How Does a Sportsbook Balance the Action?


A sportsbook is a place where people can make wagers on different sporting events. They accept a variety of payment methods, including credit cards and debit cards. They also provide a VIP program to reward loyal customers. Traditionally, sportsbooks only accepted bets on horse races and greyhound racing, but since the Supreme Court ruling that overturned PASPA, many more states are now offering legal sports betting at casinos, racetracks, and even convenience stores.

In order to set their odds, sportsbooks must know a great deal about each team and the sport in which they are playing. They also need to consider factors such as home field advantage, which can affect a team’s performance. Using this information, they can determine how much of an edge they have over bettors. Often, the oddsmakers of different sportsbooks will have slightly different odds on a particular game. In some cases, these differences may be only a few percentage points. This makes it important for bettors to shop around and find the best odds on any given game.

Most sportsbooks have their own software programs that allow them to track bettors and their wagering histories. These systems are a necessity for bookies, as they help them calculate their profits and losses. In addition, these systems can help them identify winning wagers and pay out winning bettors as quickly as possible. The amount of money wagered at a sportsbook can have a direct impact on its cash flow, which is why it is so important for bookies to keep careful track of the amount of winning bets versus losing wagers.

If a sportsbook receives an excessive amount of money on one side of a game, they can try to balance the action by moving their lines. For example, if they see that the Chicago Bears are getting more money than Detroit, they can adjust their line to encourage Bears bettors and discourage Lions backers. This will cost them some money in the short term, but it will ensure that they have enough cash to pay out winning bets.
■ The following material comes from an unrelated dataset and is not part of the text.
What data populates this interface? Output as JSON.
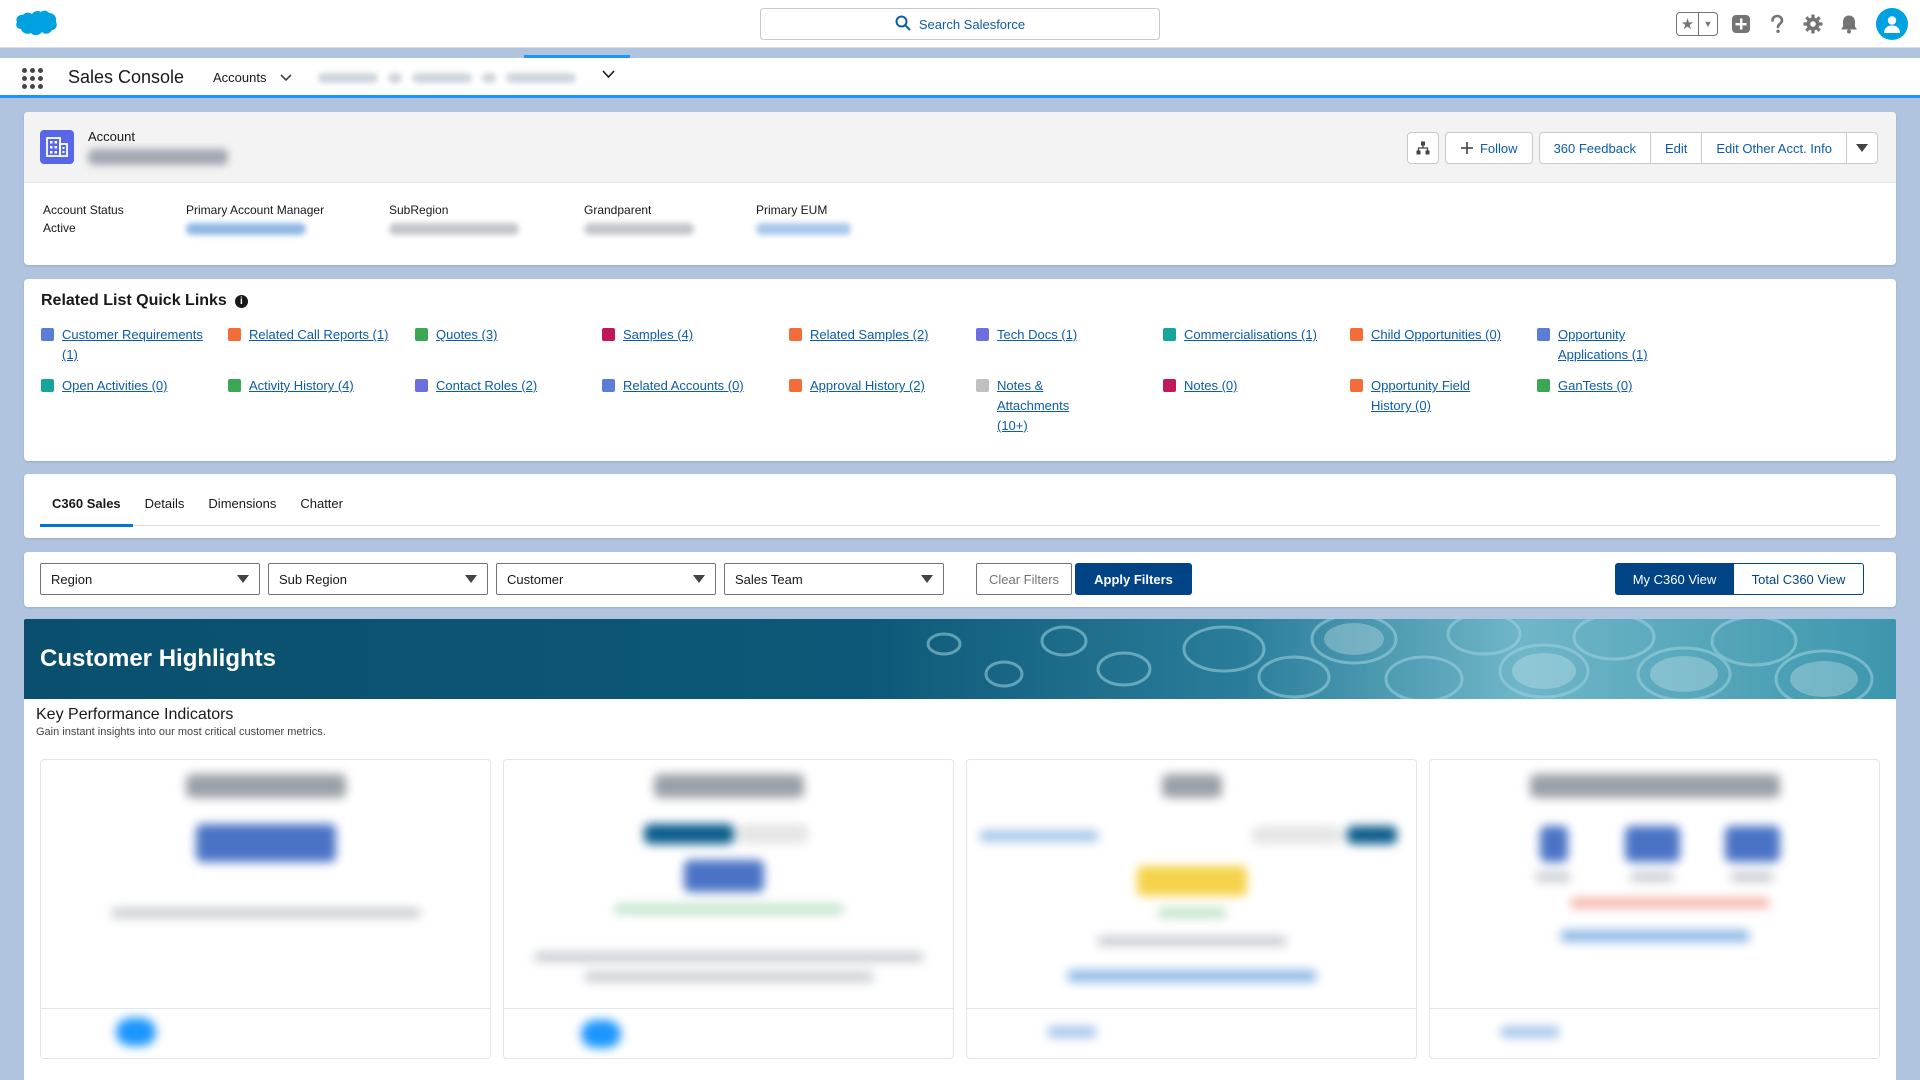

While this process can be time-consuming, it can have an enormous positive impact on a sportsbook’s bottom line. In the long run, a sportsbook that can effectively balance their action will be able to attract more customers and make more money. However, it is still important for sportsbooks to take the time to carefully examine their competition and develop their own unique betting lines that set them apart from the rest of the industry.

Many sportsbooks also offer a number of bonuses to attract new bettors. These include bonus cash, first bets on the house and deposit match bonuses. These bonuses can add up and be a significant portion of the initial bankroll for new bettors. In some states, these bonuses can be worth up to $10,000.

Another way to increase a bettors’ bankroll is to use the sportsbook’s parlay calculator. This tool allows bettors to combine several different types of bets, including point spreads, moneylines, and Over/Under totals, into a single wager. In order to win a parlay bet, all of the selections must be correct.